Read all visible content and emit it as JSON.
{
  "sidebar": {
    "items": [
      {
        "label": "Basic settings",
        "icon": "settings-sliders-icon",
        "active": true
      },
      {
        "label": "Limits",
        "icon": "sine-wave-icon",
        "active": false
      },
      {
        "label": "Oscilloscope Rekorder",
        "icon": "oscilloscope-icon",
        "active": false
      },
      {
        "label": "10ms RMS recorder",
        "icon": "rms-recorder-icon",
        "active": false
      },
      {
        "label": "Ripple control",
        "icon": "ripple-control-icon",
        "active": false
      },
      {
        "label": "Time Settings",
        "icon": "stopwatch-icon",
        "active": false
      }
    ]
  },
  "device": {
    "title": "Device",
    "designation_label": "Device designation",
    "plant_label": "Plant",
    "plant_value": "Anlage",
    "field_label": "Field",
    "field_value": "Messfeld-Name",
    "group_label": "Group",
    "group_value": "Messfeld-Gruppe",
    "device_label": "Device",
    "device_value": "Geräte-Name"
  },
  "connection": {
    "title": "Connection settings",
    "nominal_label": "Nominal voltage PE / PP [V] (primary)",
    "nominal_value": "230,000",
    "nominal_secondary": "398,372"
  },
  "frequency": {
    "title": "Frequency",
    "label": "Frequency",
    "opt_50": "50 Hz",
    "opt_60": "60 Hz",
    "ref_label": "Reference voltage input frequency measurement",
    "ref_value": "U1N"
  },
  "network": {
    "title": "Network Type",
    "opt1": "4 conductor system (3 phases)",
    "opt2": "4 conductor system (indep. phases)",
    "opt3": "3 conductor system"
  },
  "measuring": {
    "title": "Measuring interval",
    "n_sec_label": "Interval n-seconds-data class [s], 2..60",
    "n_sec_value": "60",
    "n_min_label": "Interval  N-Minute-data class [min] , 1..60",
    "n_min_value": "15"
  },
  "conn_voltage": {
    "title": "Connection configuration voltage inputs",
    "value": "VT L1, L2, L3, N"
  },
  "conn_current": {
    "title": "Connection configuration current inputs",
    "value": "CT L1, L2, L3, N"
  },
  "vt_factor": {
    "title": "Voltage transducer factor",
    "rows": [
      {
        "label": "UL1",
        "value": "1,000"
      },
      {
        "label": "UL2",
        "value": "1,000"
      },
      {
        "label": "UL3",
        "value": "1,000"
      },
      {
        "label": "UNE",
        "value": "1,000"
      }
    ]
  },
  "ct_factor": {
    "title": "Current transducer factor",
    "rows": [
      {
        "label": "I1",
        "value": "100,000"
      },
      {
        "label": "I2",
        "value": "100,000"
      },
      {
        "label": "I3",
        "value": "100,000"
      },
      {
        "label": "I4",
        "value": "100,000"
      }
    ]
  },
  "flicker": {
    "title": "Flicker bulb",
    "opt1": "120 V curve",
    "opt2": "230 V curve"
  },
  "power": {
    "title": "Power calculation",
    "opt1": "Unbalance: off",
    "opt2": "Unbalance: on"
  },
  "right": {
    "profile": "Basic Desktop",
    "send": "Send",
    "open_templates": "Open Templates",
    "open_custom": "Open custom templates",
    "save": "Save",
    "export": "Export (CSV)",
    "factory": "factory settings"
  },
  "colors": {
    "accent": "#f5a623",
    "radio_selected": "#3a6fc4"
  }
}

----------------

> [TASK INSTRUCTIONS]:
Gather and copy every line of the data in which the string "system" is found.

> [TASK OUTPUT]:
    "opt1": "4 conductor system (3 phases)",
    "opt2": "4 conductor system (indep. phases)",
    "opt3": "3 conductor system"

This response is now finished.